Media kits | Nuclear energy | Dismantling
France – a world leader in the whole nuclear power cycle – is also responsible for the clean-up and dismantling of its end-of-life nuclear facilities. Here, the CEA is considered to be a pioneer both in the project ownership of worksites and in the R&D for optimising the timescales, costs and safety of those worksites. Its responsibilities range from defining the most appropriate scenario, characterising the radiological state of equipment and decontaminating premises, carrying out dismantling and optimising the resulting waste. With this wide range of skills and the diversity of its facilities, the CEA Nuclear Energy Division is developing innovative solutions which are already the subject of industrial transfers.
Two-thirds of France’s end-of-life nuclear facilities belong to the CEA - a situation connected with its history. This implies setting up clean-up and dismantling worksites which have unprecedented scientific, human and financial challenges.
As the owner of its clean-up and dismantling projects, the CEA also devotes a significant amount of R&D to reducing the timescales, costs and waste from current and future programmes, while improving their safety. The resulting innovations often lead to industrial transfers.
How do we guarantee energy independence and secure supplies, while improving safety standards, optimising our management of materials, and minimising waste production? And all this without emitting greenhouse gases? These are the specifications for future nuclear systems defined by the Generation IV International Forum (GIF).
Though it is a well-defined industrial product that has been duly tested over several decades, nuclear fuel nonetheless remains the focus of numerous innovations.
The CEA developed most processes in use today, and is pursuing research to improve, extend, and adapt the treatment and the recycling of spent fuel to tomorrow’s challenges.
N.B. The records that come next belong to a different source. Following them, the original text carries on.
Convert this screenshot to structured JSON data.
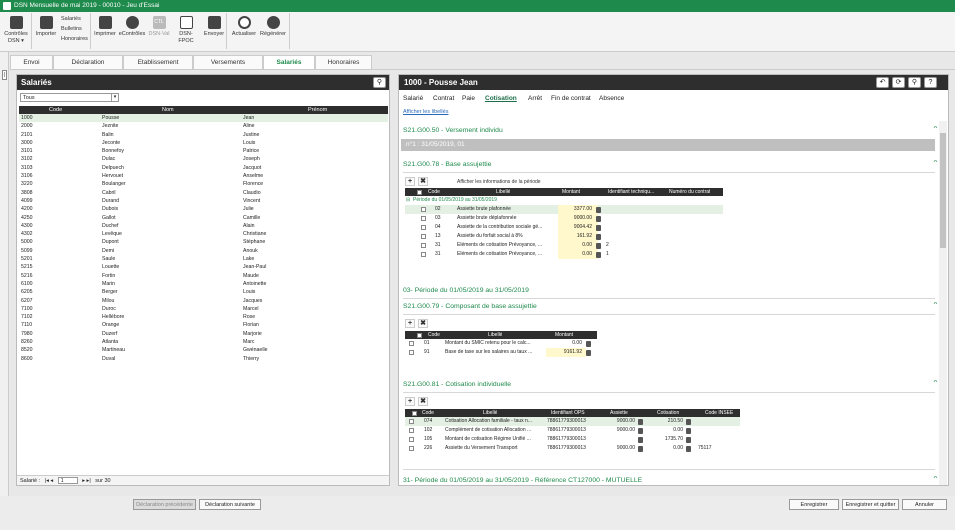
{
  "window": {
    "title": "DSN Mensuelle de mai 2019 - 00010 - Jeu d'Essai"
  },
  "ribbon": {
    "controles_label": "Contrôles DSN ▾",
    "importer_label": "Importer",
    "small_items": [
      "Salariés",
      "Bulletins",
      "Honoraires"
    ],
    "imprimer_label": "Imprimer",
    "econtroles_label": "eContrôles",
    "dsnval_label": "DSN-Val",
    "dsnval_icon_text": "CTL",
    "dsnfpoc_label": "DSN-FPOC",
    "envoyer_label": "Envoyer",
    "actualiser_label": "Actualiser",
    "regenerer_label": "Régénérer"
  },
  "tabs": [
    "Envoi",
    "Déclaration",
    "Etablissement",
    "Versements",
    "Salariés",
    "Honoraires"
  ],
  "active_tab": "Salariés",
  "left_strip_label": "|",
  "left": {
    "title": "Salariés",
    "filter": "Tous",
    "columns": [
      "Code",
      "Nom",
      "Prénom"
    ],
    "rows": [
      [
        "1000",
        "Pousse",
        "Jean"
      ],
      [
        "2000",
        "Jeznite",
        "Aline"
      ],
      [
        "2101",
        "Balin",
        "Justine"
      ],
      [
        "3000",
        "Jeconte",
        "Louis"
      ],
      [
        "3101",
        "Bonnefoy",
        "Patrice"
      ],
      [
        "3102",
        "Dulac",
        "Joseph"
      ],
      [
        "3103",
        "Delpuech",
        "Jacquot"
      ],
      [
        "3106",
        "Hervouet",
        "Anselme"
      ],
      [
        "3220",
        "Boulanger",
        "Florence"
      ],
      [
        "3808",
        "Cabril",
        "Claudio"
      ],
      [
        "4099",
        "Durand",
        "Vincent"
      ],
      [
        "4200",
        "Dubois",
        "Julie"
      ],
      [
        "4250",
        "Gallot",
        "Camille"
      ],
      [
        "4300",
        "Duchef",
        "Alain"
      ],
      [
        "4302",
        "Levêque",
        "Christiane"
      ],
      [
        "5000",
        "Dupont",
        "Stéphane"
      ],
      [
        "5099",
        "Demi",
        "Anouk"
      ],
      [
        "5201",
        "Saule",
        "Lake"
      ],
      [
        "5215",
        "Louette",
        "Jean-Paul"
      ],
      [
        "5216",
        "Fortin",
        "Maude"
      ],
      [
        "6100",
        "Marin",
        "Antoinette"
      ],
      [
        "6205",
        "Berger",
        "Louis"
      ],
      [
        "6207",
        "Milou",
        "Jacques"
      ],
      [
        "7100",
        "Duroc",
        "Marcel"
      ],
      [
        "7102",
        "Hellébore",
        "Rose"
      ],
      [
        "7110",
        "Orange",
        "Florian"
      ],
      [
        "7980",
        "Duzerf",
        "Marjorie"
      ],
      [
        "8260",
        "Atlanta",
        "Marc"
      ],
      [
        "8520",
        "Martineau",
        "Gwénaelle"
      ],
      [
        "8600",
        "Duval",
        "Thierry"
      ]
    ],
    "pager_prefix": "Salarié :",
    "pager_nav_prev": "|◂ ◂",
    "pager_nav_next": "▸ ▸|",
    "pager_value": "1",
    "pager_sep": "sur",
    "pager_total": "30"
  },
  "right": {
    "title": "1000 - Pousse Jean",
    "subtabs": [
      "Salarié",
      "Contrat",
      "Paie",
      "Cotisation",
      "Arrêt",
      "Fin de contrat",
      "Absence"
    ],
    "active_subtab": "Cotisation",
    "show_labels_link": "Afficher les libellés",
    "sections": {
      "s1": "S21.G00.50 - Versement individu",
      "band": "n°1 : 31/05/2019, 01",
      "s2": "S21.G00.78 - Base assujettie",
      "s3": "03- Période du 01/05/2019 au 31/05/2019",
      "s4": "S21.G00.79 - Composant de base assujettie",
      "s5": "S21.G00.81 - Cotisation individuelle",
      "s6": "31- Période du 01/05/2019 au 31/05/2019 - Référence CT127000 - MUTUELLE"
    },
    "toolbar": {
      "add": "+",
      "del": "✖"
    },
    "base_table": {
      "info_label": "Afficher les informations de la période",
      "columns": [
        "Code",
        "Libellé",
        "Montant",
        "Identifiant techniqu...",
        "Numéro du contrat"
      ],
      "group": "Période du 01/05/2019 au 31/05/2019",
      "rows": [
        {
          "code": "02",
          "label": "Assiette brute plafonnée",
          "montant": "3377.00",
          "id": ""
        },
        {
          "code": "03",
          "label": "Assiette brute déplafonnée",
          "montant": "9000.00",
          "id": ""
        },
        {
          "code": "04",
          "label": "Assiette de la contribution sociale gé...",
          "montant": "9004.42",
          "id": ""
        },
        {
          "code": "13",
          "label": "Assiette du forfait social à 8%",
          "montant": "161.92",
          "id": ""
        },
        {
          "code": "31",
          "label": "Eléments de cotisation Prévoyance, ...",
          "montant": "0.00",
          "id": "2"
        },
        {
          "code": "31",
          "label": "Eléments de cotisation Prévoyance, ...",
          "montant": "0.00",
          "id": "1"
        }
      ]
    },
    "comp_table": {
      "columns": [
        "Code",
        "Libellé",
        "Montant"
      ],
      "rows": [
        {
          "code": "01",
          "label": "Montant du SMIC retenu pour le calc...",
          "montant": "0.00"
        },
        {
          "code": "91",
          "label": "Base de taxe sur les salaires au taux ...",
          "montant": "9161.92"
        }
      ]
    },
    "cot_table": {
      "columns": [
        "Code",
        "Libellé",
        "Identifiant OPS",
        "Assiette",
        "Cotisation",
        "Code INSEE"
      ],
      "rows": [
        {
          "code": "074",
          "label": "Cotisation Allocation familiale - taux n...",
          "ops": "78861779300013",
          "assiette": "9000.00",
          "cotisation": "210.50",
          "insee": ""
        },
        {
          "code": "102",
          "label": "Complément de cotisation Allocation ...",
          "ops": "78861779300013",
          "assiette": "9000.00",
          "cotisation": "0.00",
          "insee": ""
        },
        {
          "code": "105",
          "label": "Montant de cotisation Régime Unifié ...",
          "ops": "78861779300013",
          "assiette": "",
          "cotisation": "1735.70",
          "insee": ""
        },
        {
          "code": "226",
          "label": "Assiette du Versement Transport",
          "ops": "78861779300013",
          "assiette": "9000.00",
          "cotisation": "0.00",
          "insee": "75117"
        }
      ]
    }
  },
  "footer": {
    "prev": "Déclaration précédente",
    "next": "Déclaration suivante",
    "save": "Enregistrer",
    "save_quit": "Enregistrer et quitter",
    "cancel": "Annuler"
  }
}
Guaranteeing the safety, lifespan and performance levels of current reactors, while designing and qualifying new materials capable of resisting the specific constraints of future nuclear systems, are the main issues investigated at the CEA in the field of nuclear materials.
CEA is a French government-funded technological research organisation in four main areas: low-carbon energies, defense and security, information technologies and health technologies. A prominent player in the European Research Area, it is involved in setting up collaborative projects with many partners around the world.